ACTION ITEM: The records sit below. Return every line in them that holds the word "Functional".
INPUT MATERIAL START
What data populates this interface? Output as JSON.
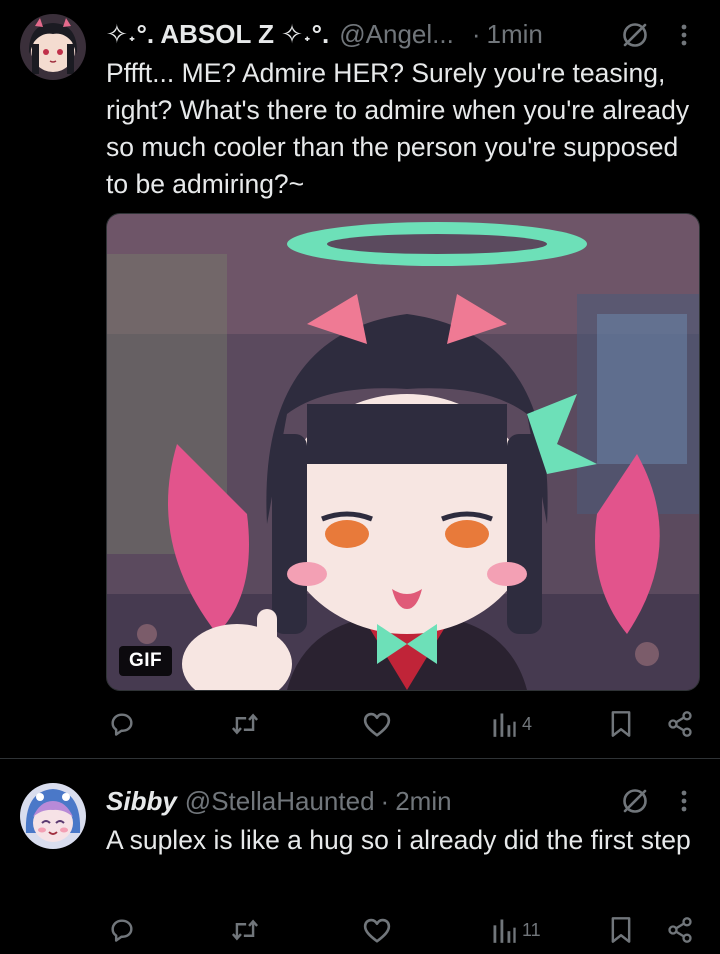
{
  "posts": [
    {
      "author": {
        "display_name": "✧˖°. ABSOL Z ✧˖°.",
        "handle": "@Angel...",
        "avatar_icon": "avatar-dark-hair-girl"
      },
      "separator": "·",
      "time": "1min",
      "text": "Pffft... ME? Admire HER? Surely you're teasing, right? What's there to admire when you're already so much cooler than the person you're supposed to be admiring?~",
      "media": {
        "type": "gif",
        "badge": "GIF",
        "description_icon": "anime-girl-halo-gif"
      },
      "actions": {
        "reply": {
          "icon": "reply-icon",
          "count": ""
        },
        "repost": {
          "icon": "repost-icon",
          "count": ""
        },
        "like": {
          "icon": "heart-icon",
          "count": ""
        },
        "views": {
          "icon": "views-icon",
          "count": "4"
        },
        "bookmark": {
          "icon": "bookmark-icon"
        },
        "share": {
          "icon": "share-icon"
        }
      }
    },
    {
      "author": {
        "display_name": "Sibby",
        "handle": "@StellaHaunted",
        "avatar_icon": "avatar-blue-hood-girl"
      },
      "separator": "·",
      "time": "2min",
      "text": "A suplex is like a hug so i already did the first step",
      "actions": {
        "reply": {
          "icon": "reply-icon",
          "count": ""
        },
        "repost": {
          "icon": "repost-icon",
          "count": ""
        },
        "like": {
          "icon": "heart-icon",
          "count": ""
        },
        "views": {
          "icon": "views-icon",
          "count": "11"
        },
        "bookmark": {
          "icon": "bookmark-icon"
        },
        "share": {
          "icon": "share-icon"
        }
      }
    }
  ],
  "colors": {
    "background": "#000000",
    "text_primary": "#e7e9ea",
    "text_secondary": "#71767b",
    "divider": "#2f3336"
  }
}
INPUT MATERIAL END
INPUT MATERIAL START
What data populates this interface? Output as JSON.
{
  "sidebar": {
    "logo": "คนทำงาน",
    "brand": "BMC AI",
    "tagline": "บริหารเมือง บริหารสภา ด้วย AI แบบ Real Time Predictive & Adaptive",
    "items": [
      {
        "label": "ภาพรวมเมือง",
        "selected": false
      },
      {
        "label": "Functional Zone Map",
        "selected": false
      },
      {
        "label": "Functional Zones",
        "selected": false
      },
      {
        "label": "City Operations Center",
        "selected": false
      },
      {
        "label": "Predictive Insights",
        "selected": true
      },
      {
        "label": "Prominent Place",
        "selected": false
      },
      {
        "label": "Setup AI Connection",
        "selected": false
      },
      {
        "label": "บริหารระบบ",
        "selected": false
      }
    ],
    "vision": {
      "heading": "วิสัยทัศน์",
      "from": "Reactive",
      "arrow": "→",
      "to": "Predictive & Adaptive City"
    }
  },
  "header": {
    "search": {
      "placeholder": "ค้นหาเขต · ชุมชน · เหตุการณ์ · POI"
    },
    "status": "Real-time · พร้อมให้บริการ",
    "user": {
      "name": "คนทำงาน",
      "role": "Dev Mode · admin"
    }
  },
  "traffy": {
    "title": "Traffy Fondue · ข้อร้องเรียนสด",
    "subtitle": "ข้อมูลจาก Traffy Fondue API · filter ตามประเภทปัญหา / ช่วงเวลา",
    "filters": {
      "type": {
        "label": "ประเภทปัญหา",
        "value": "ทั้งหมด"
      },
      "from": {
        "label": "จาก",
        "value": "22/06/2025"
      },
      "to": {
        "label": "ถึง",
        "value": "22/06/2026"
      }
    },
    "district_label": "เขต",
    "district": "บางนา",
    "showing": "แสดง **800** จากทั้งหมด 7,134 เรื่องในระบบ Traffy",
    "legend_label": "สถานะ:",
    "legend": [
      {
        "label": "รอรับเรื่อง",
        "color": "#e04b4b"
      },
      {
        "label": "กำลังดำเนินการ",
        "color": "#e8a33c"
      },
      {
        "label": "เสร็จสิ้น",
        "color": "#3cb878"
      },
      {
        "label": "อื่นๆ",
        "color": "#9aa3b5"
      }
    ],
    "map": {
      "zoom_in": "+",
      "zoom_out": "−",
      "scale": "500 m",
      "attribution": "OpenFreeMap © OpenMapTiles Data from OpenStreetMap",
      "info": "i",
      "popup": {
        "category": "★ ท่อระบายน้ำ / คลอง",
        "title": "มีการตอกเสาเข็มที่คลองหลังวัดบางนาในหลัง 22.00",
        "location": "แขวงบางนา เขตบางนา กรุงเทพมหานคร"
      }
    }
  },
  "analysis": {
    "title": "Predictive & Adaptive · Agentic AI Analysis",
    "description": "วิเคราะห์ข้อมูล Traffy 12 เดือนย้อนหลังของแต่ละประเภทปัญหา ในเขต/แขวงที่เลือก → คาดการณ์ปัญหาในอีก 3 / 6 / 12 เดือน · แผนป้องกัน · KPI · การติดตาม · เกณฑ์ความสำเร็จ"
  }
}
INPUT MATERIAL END
SOLUTION TO THE PROBLEM:
        "label": "Functional Zone Map",
        "label": "Functional Zones",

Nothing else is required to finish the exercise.